▸ **About this exercise**: When a line in the entries below contains the word "Scene", copy that line.

[Records drawn from a dataset]
=====

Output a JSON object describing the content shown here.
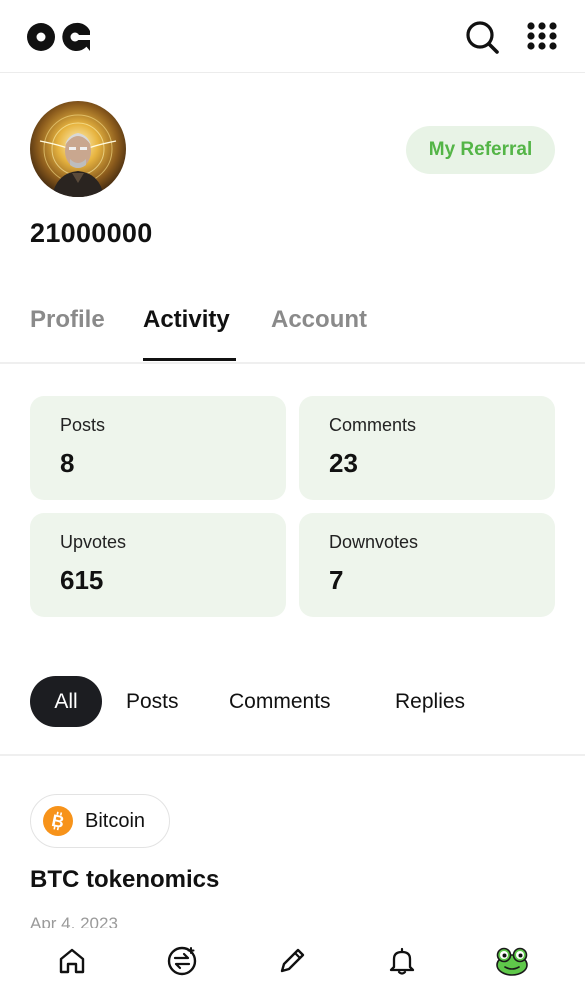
{
  "header": {
    "logo_icon": "og-logo-icon",
    "search_icon": "search-icon",
    "menu_icon": "grid-menu-icon"
  },
  "profile": {
    "avatar_icon": "avatar",
    "referral_label": "My Referral",
    "username": "21000000"
  },
  "tabs": [
    {
      "label": "Profile",
      "active": false
    },
    {
      "label": "Activity",
      "active": true
    },
    {
      "label": "Account",
      "active": false
    }
  ],
  "stats": [
    {
      "label": "Posts",
      "value": "8"
    },
    {
      "label": "Comments",
      "value": "23"
    },
    {
      "label": "Upvotes",
      "value": "615"
    },
    {
      "label": "Downvotes",
      "value": "7"
    }
  ],
  "filters": [
    {
      "label": "All",
      "active": true
    },
    {
      "label": "Posts",
      "active": false
    },
    {
      "label": "Comments",
      "active": false
    },
    {
      "label": "Replies",
      "active": false
    }
  ],
  "post": {
    "community": "Bitcoin",
    "community_icon": "bitcoin-icon",
    "title": "BTC tokenomics",
    "date": "Apr 4, 2023"
  },
  "bottom_nav": [
    {
      "icon": "home-icon"
    },
    {
      "icon": "swap-icon"
    },
    {
      "icon": "pencil-icon"
    },
    {
      "icon": "bell-icon"
    },
    {
      "icon": "frog-avatar-icon"
    }
  ],
  "colors": {
    "accent_green": "#54b547",
    "referral_bg": "#e8f3e6",
    "stat_card_bg": "#eef5ec",
    "chip_active_bg": "#1c1d21",
    "bitcoin_orange": "#f7931a",
    "frog_green": "#5fc84a"
  }
}
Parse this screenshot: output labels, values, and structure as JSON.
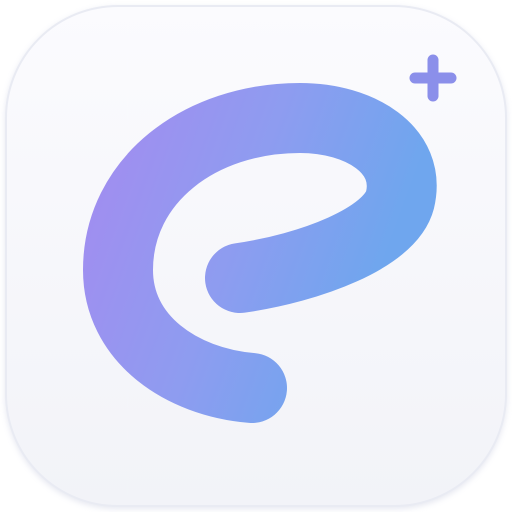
{
  "icon": {
    "name": "app-icon",
    "glyph": "e-swirl-icon",
    "badge": "plus-icon",
    "colors": {
      "tile_top": "#fbfbfe",
      "tile_bottom": "#f2f3f8",
      "tile_edge": "#e9ebf3",
      "glyph_start": "#a08ef0",
      "glyph_mid": "#8e9cf0",
      "glyph_end": "#6fa6ee",
      "badge": "#8b8fea"
    }
  }
}
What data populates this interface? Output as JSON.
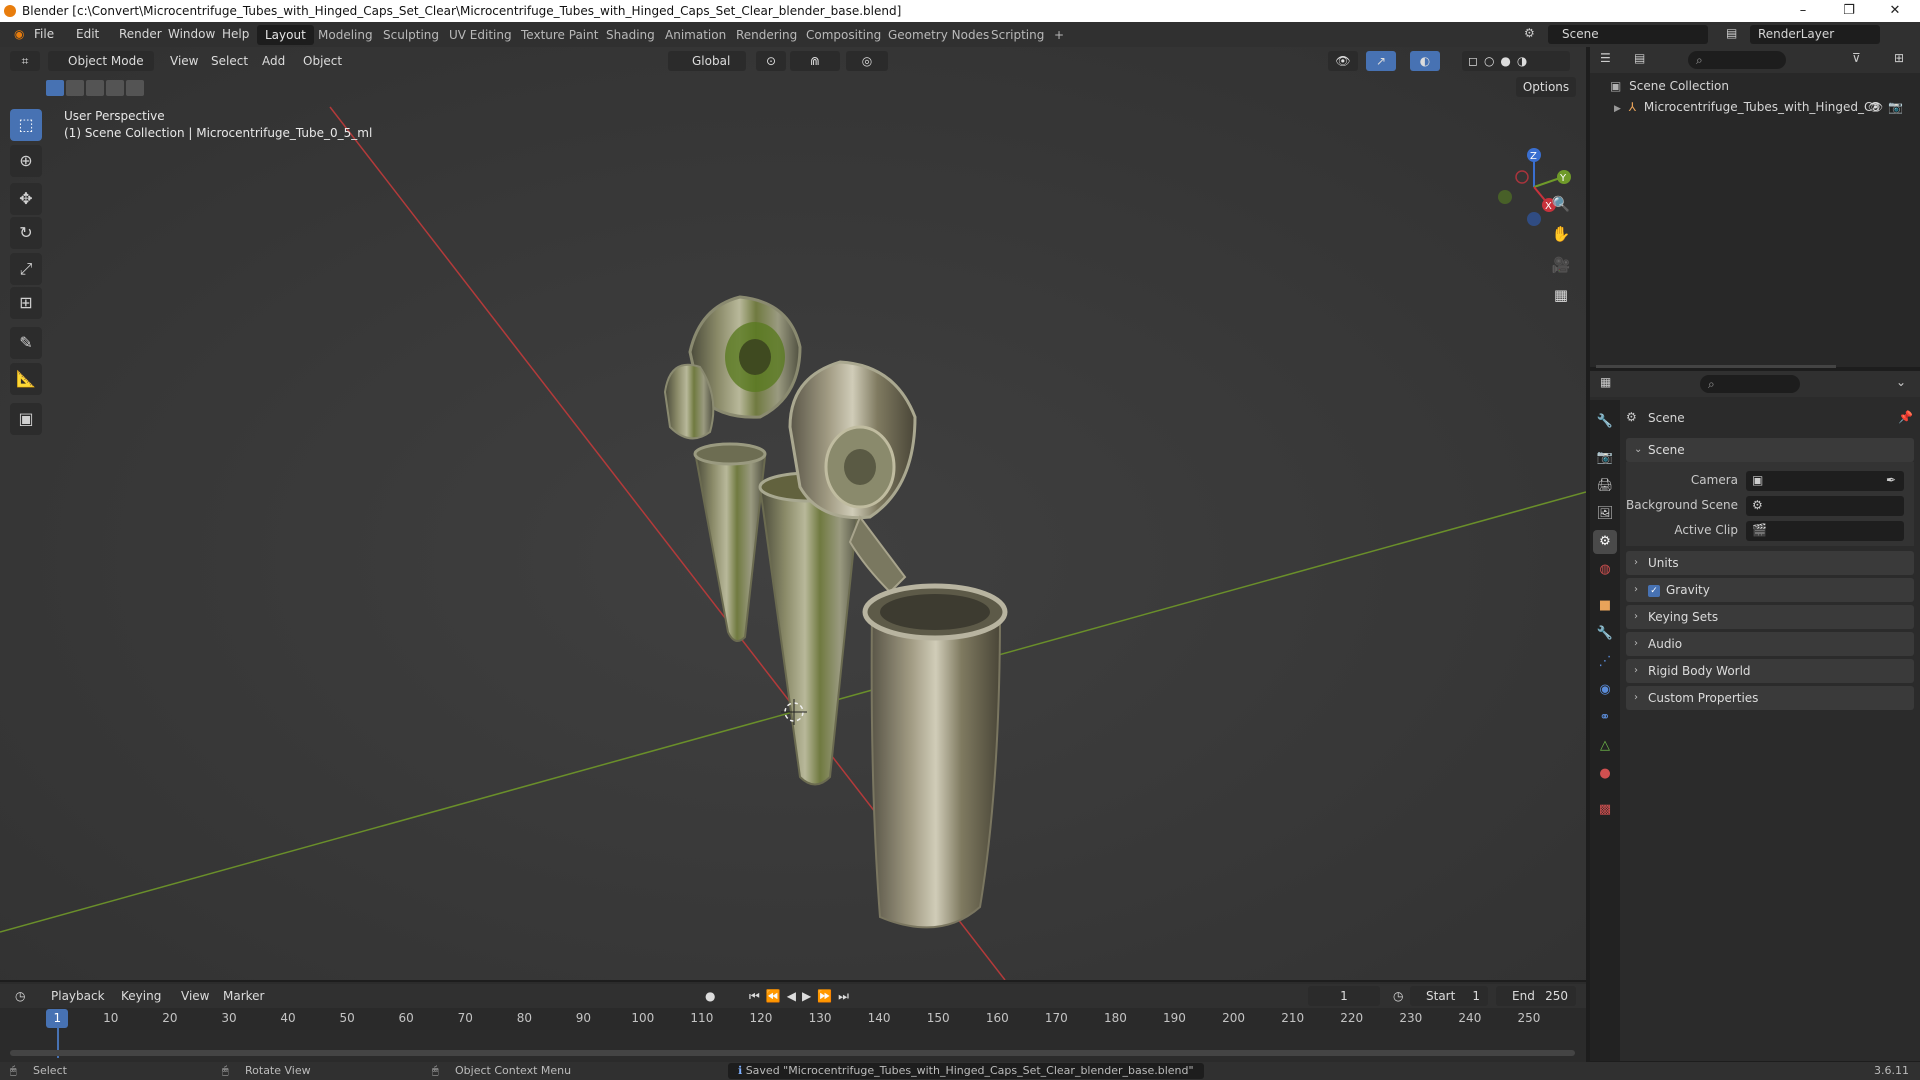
{
  "window": {
    "title": "Blender [c:\\Convert\\Microcentrifuge_Tubes_with_Hinged_Caps_Set_Clear\\Microcentrifuge_Tubes_with_Hinged_Caps_Set_Clear_blender_base.blend]",
    "min": "–",
    "max": "❐",
    "close": "✕"
  },
  "menubar": {
    "items": [
      "File",
      "Edit",
      "Render",
      "Window",
      "Help"
    ],
    "workspaces": [
      "Layout",
      "Modeling",
      "Sculpting",
      "UV Editing",
      "Texture Paint",
      "Shading",
      "Animation",
      "Rendering",
      "Compositing",
      "Geometry Nodes",
      "Scripting"
    ],
    "active_workspace": "Layout",
    "add_tab": "+",
    "scene_name": "Scene",
    "view_layer": "RenderLayer"
  },
  "viewport": {
    "mode": "Object Mode",
    "menus": [
      "View",
      "Select",
      "Add",
      "Object"
    ],
    "transform_orientation": "Global",
    "options": "Options",
    "overlay_line1": "User Perspective",
    "overlay_line2": "(1) Scene Collection | Microcentrifuge_Tube_0_5_ml",
    "gizmo": {
      "z": "Z",
      "y": "Y",
      "x": "X"
    }
  },
  "toolbar_icons": [
    "select-box-icon",
    "cursor-icon",
    "move-icon",
    "rotate-icon",
    "scale-icon",
    "transform-icon",
    "annotate-icon",
    "measure-icon",
    "add-cube-icon"
  ],
  "outliner": {
    "root": "Scene Collection",
    "items": [
      {
        "label": "Microcentrifuge_Tubes_with_Hinged_Ca"
      }
    ]
  },
  "properties": {
    "header": "Scene",
    "panel_scene": "Scene",
    "fields": [
      {
        "label": "Camera"
      },
      {
        "label": "Background Scene"
      },
      {
        "label": "Active Clip"
      }
    ],
    "subpanels": [
      "Units",
      "Gravity",
      "Keying Sets",
      "Audio",
      "Rigid Body World",
      "Custom Properties"
    ],
    "gravity_checked": true
  },
  "timeline": {
    "menus": [
      "Playback",
      "Keying",
      "View",
      "Marker"
    ],
    "current_frame": "1",
    "start_label": "Start",
    "start": "1",
    "end_label": "End",
    "end": "250",
    "ruler": [
      "1",
      "10",
      "20",
      "30",
      "40",
      "50",
      "60",
      "70",
      "80",
      "90",
      "100",
      "110",
      "120",
      "130",
      "140",
      "150",
      "160",
      "170",
      "180",
      "190",
      "200",
      "210",
      "220",
      "230",
      "240",
      "250"
    ]
  },
  "statusbar": {
    "select": "Select",
    "rotate": "Rotate View",
    "context": "Object Context Menu",
    "message": "Saved \"Microcentrifuge_Tubes_with_Hinged_Caps_Set_Clear_blender_base.blend\"",
    "version": "3.6.11"
  },
  "colors": {
    "accent": "#4772b3",
    "x_axis": "#c8323c",
    "y_axis": "#6f9a2a",
    "z_axis": "#3a6fd0"
  }
}
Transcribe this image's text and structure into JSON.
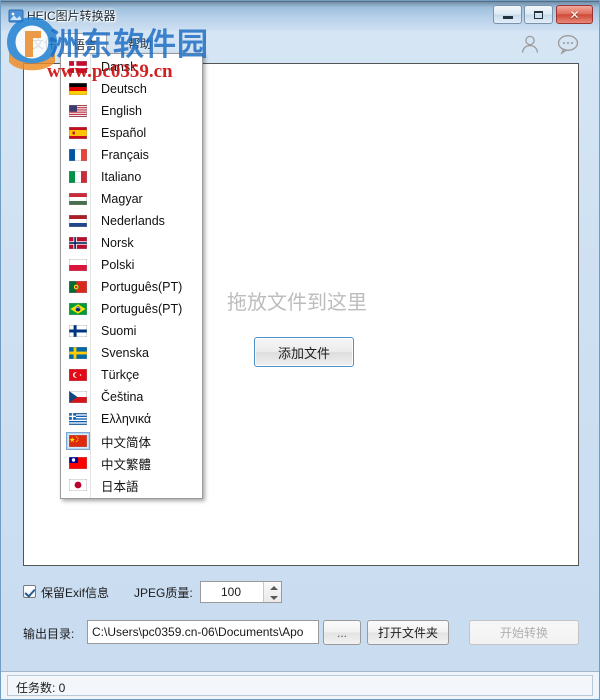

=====

▸ **Answer to the exercise**:
    "scene_name": "Scene",
    "overlay_line2": "(1) Scene Collection | Microcentrifuge_Tube_0_5_ml",
    "root": "Scene Collection",
    "header": "Scene",
    "panel_scene": "Scene",
        "label": "Background Scene"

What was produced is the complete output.